(Instructions to follow) The entries are to be written out word for word, with their images left out.

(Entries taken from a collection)
= = = =

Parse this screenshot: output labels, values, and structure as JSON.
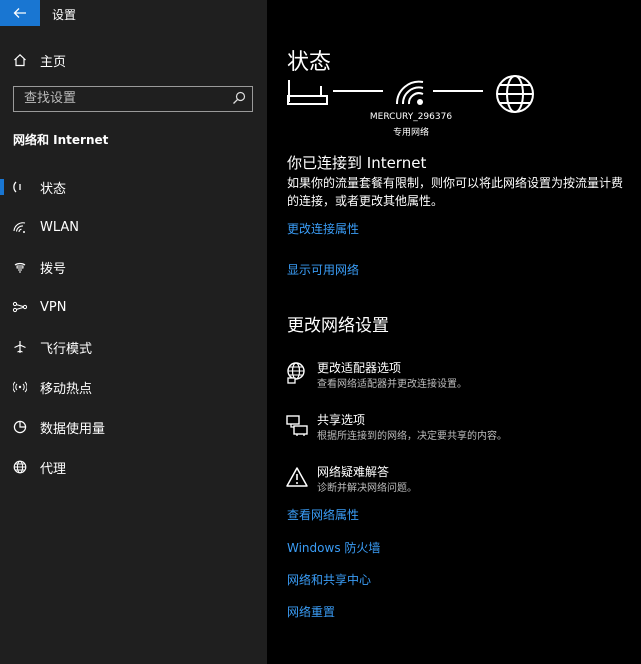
{
  "window": {
    "title": "设置"
  },
  "sidebar": {
    "home": "主页",
    "search_placeholder": "查找设置",
    "section": "网络和 Internet",
    "items": [
      {
        "label": "状态",
        "icon": "status-icon",
        "selected": true
      },
      {
        "label": "WLAN",
        "icon": "wifi-icon",
        "selected": false
      },
      {
        "label": "拨号",
        "icon": "dialup-icon",
        "selected": false
      },
      {
        "label": "VPN",
        "icon": "vpn-icon",
        "selected": false
      },
      {
        "label": "飞行模式",
        "icon": "airplane-icon",
        "selected": false
      },
      {
        "label": "移动热点",
        "icon": "hotspot-icon",
        "selected": false
      },
      {
        "label": "数据使用量",
        "icon": "data-usage-icon",
        "selected": false
      },
      {
        "label": "代理",
        "icon": "globe-icon",
        "selected": false
      }
    ]
  },
  "main": {
    "title": "状态",
    "network": {
      "name": "MERCURY_296376",
      "type": "专用网络"
    },
    "connected": {
      "heading": "你已连接到 Internet",
      "description": "如果你的流量套餐有限制，则你可以将此网络设置为按流量计费的连接，或者更改其他属性。"
    },
    "links_top": [
      "更改连接属性",
      "显示可用网络"
    ],
    "change_heading": "更改网络设置",
    "options": [
      {
        "title": "更改适配器选项",
        "desc": "查看网络适配器并更改连接设置。",
        "icon": "adapter-globe-icon"
      },
      {
        "title": "共享选项",
        "desc": "根据所连接到的网络，决定要共享的内容。",
        "icon": "sharing-icon"
      },
      {
        "title": "网络疑难解答",
        "desc": "诊断并解决网络问题。",
        "icon": "warning-icon"
      }
    ],
    "links_bottom": [
      "查看网络属性",
      "Windows 防火墙",
      "网络和共享中心",
      "网络重置"
    ]
  },
  "colors": {
    "accent": "#1976d2",
    "link": "#3a9cf5",
    "sidebar_bg": "#1f1f1f",
    "main_bg": "#000000"
  }
}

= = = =

(Task response)
Parse this screenshot: output labels, values, and structure as JSON.
{
  "window": {
    "title": "设置"
  },
  "sidebar": {
    "home": "主页",
    "search_placeholder": "查找设置",
    "section": "网络和 Internet",
    "items": [
      {
        "label": "状态",
        "icon": "status-icon",
        "selected": true
      },
      {
        "label": "WLAN",
        "icon": "wifi-icon",
        "selected": false
      },
      {
        "label": "拨号",
        "icon": "dialup-icon",
        "selected": false
      },
      {
        "label": "VPN",
        "icon": "vpn-icon",
        "selected": false
      },
      {
        "label": "飞行模式",
        "icon": "airplane-icon",
        "selected": false
      },
      {
        "label": "移动热点",
        "icon": "hotspot-icon",
        "selected": false
      },
      {
        "label": "数据使用量",
        "icon": "data-usage-icon",
        "selected": false
      },
      {
        "label": "代理",
        "icon": "globe-icon",
        "selected": false
      }
    ]
  },
  "main": {
    "title": "状态",
    "network": {
      "name": "MERCURY_296376",
      "type": "专用网络"
    },
    "connected": {
      "heading": "你已连接到 Internet",
      "description": "如果你的流量套餐有限制，则你可以将此网络设置为按流量计费的连接，或者更改其他属性。"
    },
    "links_top": [
      "更改连接属性",
      "显示可用网络"
    ],
    "change_heading": "更改网络设置",
    "options": [
      {
        "title": "更改适配器选项",
        "desc": "查看网络适配器并更改连接设置。",
        "icon": "adapter-globe-icon"
      },
      {
        "title": "共享选项",
        "desc": "根据所连接到的网络，决定要共享的内容。",
        "icon": "sharing-icon"
      },
      {
        "title": "网络疑难解答",
        "desc": "诊断并解决网络问题。",
        "icon": "warning-icon"
      }
    ],
    "links_bottom": [
      "查看网络属性",
      "Windows 防火墙",
      "网络和共享中心",
      "网络重置"
    ]
  },
  "colors": {
    "accent": "#1976d2",
    "link": "#3a9cf5",
    "sidebar_bg": "#1f1f1f",
    "main_bg": "#000000"
  }
}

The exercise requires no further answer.